This has not been a happy summer for my domesticated garden, what with little sun, no really hot days, late blight on the tomatoes, and a woodchuck neatly pruning my cucumbers and squash. These last two were doing fine when the frost hit. At least there was no watering necessary.
But, this was the best ever summer for visiting my favorite wild gardens; totally natural and native with no hoeing, planting, weeding needed. I do get to do a little harvesting, however.
Some of them may have started forming 10,000 years ago when the last of the mile deep ice here melted. Yes, I fit in many trips taking friends and relatives to bogs using some of my five assorted solo canoes. Many of my "bog people" had no idea what these specialized wetlands are like, though they have at least visited the Adirondacks, a bog heaven, all their lives. Every one of them found them mind-bogglingly fascinating and beautiful. They also learned to be careful if you step onto a bog because parts of it will be floating, and that they are not muddy and nasty at all.
To a botanist a "real" bog is watered only by rain with no water flowing in or out to bring in nutrients, but my definition includes any open wetland created by sphagnum (peat) moss, having many heath family shrubs, usually a few kinds of orchids, small tamarack and black spruce dotted around the moss mat, and many kinds of "carnivorous plants." The latter use various tricks to trap insects and tinier animals to extract their nitrogen and other nutrients.
The most noticeable of these is the northern pitcher plant, the oddly inflated leaves of which are shaped like lop-sided vases or pitchers that collect rainwater for drowning their victims. The pitchers usually have prominent red veins, and often turn totally red by fall, though they can sometimes be all yellow. The red may attract flesh-eating flies but the yellow plants work too.
The leaves are so weird and wonderful that people often don't notice the flower stalks that stick up a foot above the leaves, the buds being dark maroon balls. These do make seeds with cooperation from bumblebees, but the plants are perennial, making up to eight new leaves every year. The most effective leaves are under 50 days old.
Bogs are too wet, acidic and cold for bacteria to thrive and break down dead material for reuse, so pitcher plants use enzymes and bacteria to "digest" the insects they attract and then trap.
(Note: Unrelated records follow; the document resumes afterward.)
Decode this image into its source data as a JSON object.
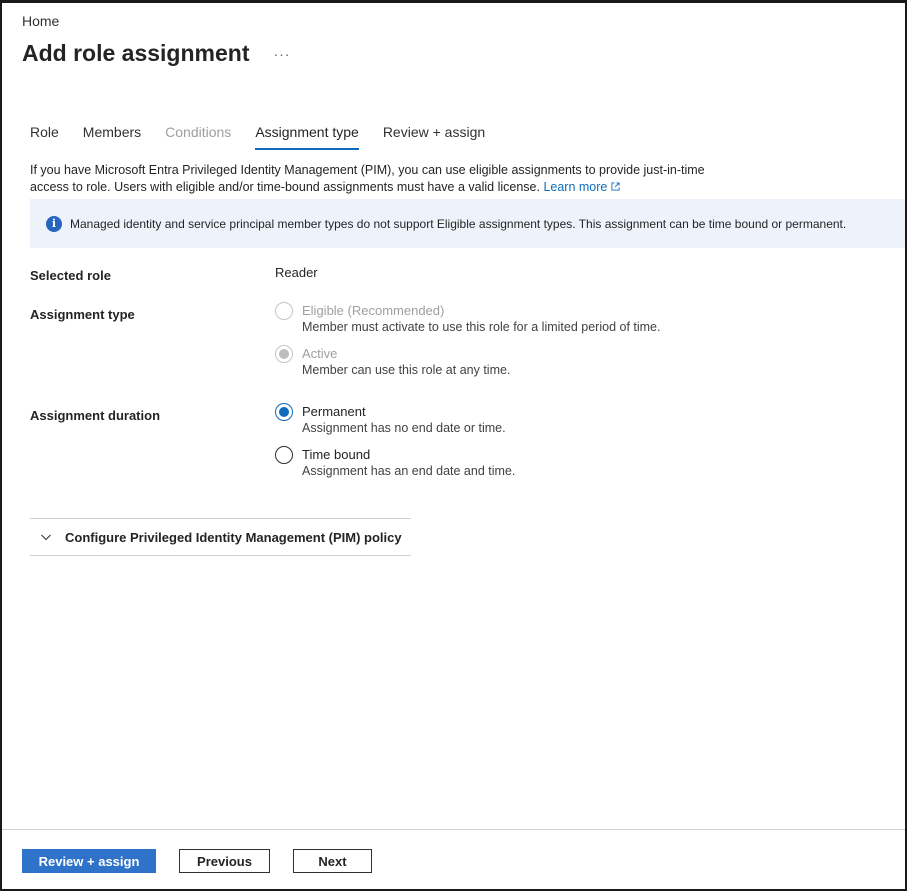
{
  "breadcrumb": "Home",
  "page": {
    "title": "Add role assignment",
    "more": "···"
  },
  "tabs": [
    {
      "label": "Role",
      "state": "enabled"
    },
    {
      "label": "Members",
      "state": "enabled"
    },
    {
      "label": "Conditions",
      "state": "disabled"
    },
    {
      "label": "Assignment type",
      "state": "selected"
    },
    {
      "label": "Review + assign",
      "state": "enabled"
    }
  ],
  "intro": {
    "text": "If you have Microsoft Entra Privileged Identity Management (PIM), you can use eligible assignments to provide just-in-time access to role. Users with eligible and/or time-bound assignments must have a valid license.",
    "link": "Learn more"
  },
  "info_bar": {
    "icon": "info-icon",
    "text": "Managed identity and service principal member types do not support Eligible assignment types. This assignment can be time bound or permanent."
  },
  "selected_role": {
    "label": "Selected role",
    "value": "Reader"
  },
  "assignment_type": {
    "label": "Assignment type",
    "options": [
      {
        "label": "Eligible (Recommended)",
        "description": "Member must activate to use this role for a limited period of time.",
        "disabled": true,
        "checked": false
      },
      {
        "label": "Active",
        "description": "Member can use this role at any time.",
        "disabled": true,
        "checked": true
      }
    ]
  },
  "assignment_duration": {
    "label": "Assignment duration",
    "options": [
      {
        "label": "Permanent",
        "description": "Assignment has no end date or time.",
        "checked": true
      },
      {
        "label": "Time bound",
        "description": "Assignment has an end date and time.",
        "checked": false
      }
    ]
  },
  "accordion": {
    "label": "Configure Privileged Identity Management (PIM) policy",
    "expanded": false
  },
  "footer": {
    "primary": "Review + assign",
    "previous": "Previous",
    "next": "Next"
  },
  "colors": {
    "accent": "#0f6cbd",
    "primary_button": "#2f72c9",
    "info_bg": "#eef3fb",
    "disabled_text": "#a19f9d"
  }
}
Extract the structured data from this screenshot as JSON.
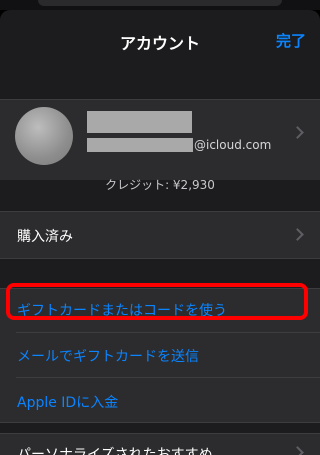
{
  "navbar": {
    "title": "アカウント",
    "done_label": "完了"
  },
  "account": {
    "email_domain": "@icloud.com"
  },
  "credit": "クレジット: ¥2,930",
  "purchased": {
    "label": "購入済み"
  },
  "links": [
    {
      "label": "ギフトカードまたはコードを使う"
    },
    {
      "label": "メールでギフトカードを送信"
    },
    {
      "label": "Apple IDに入金"
    }
  ],
  "bottom_row": {
    "label": "パーソナライズされたおすすめ"
  },
  "colors": {
    "accent": "#0a84ff",
    "highlight": "#ff0000",
    "background": "#1c1c1e"
  }
}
Lip edge producing nectar, a numbing solution and a sweet odor (hmm, maybe that is where the ever present and mysterious sweet smell of a bog comes from); veins reflecting UV light; stiff downward pointing hairs; and smooth waxy sides down below all combine to do the dirty deed. On one trip I watched a tan moth feeding excitedly around the lip, but I didn't stay to see the end of the story!
As in all nature, it's not a one way street. Fifty families of insects use pitcher plants, eating them directly as caterpillars; or in the case of many flies, their larvae (let's face it-maggots) use trapped insects in different stages of decomposition.
One mosquito larva lives in the pitcher water happily, eating the debris, using dissolved nutrients, and freezing solid in the winter. Aquatic mites use the bacteria, protozoa, nematodes, and rotifers that share the pitcher's contents. All of these of course have to be resistant to the enzymes that kill other creatures. A solitary wasp cuts a hole in the bottom of a leaf so the water drains out, stuffs it with grass in which it lays eggs, then provides sting-paralyzed caterpillars for its larvae to eat. A spider spins a web to catch insects before they fall in, but it sometimes falls in itself. Read John Eastman's Swamp and Bog for more stranger than fiction stories.
I have found through the years that on sunny days there are very few biting bugs in bogs. In researching this column I came across a study where 85% of the trapped insects were black flies. Three cheers for those pitcher plants! And for the cranberries decorating the bogs this time of year.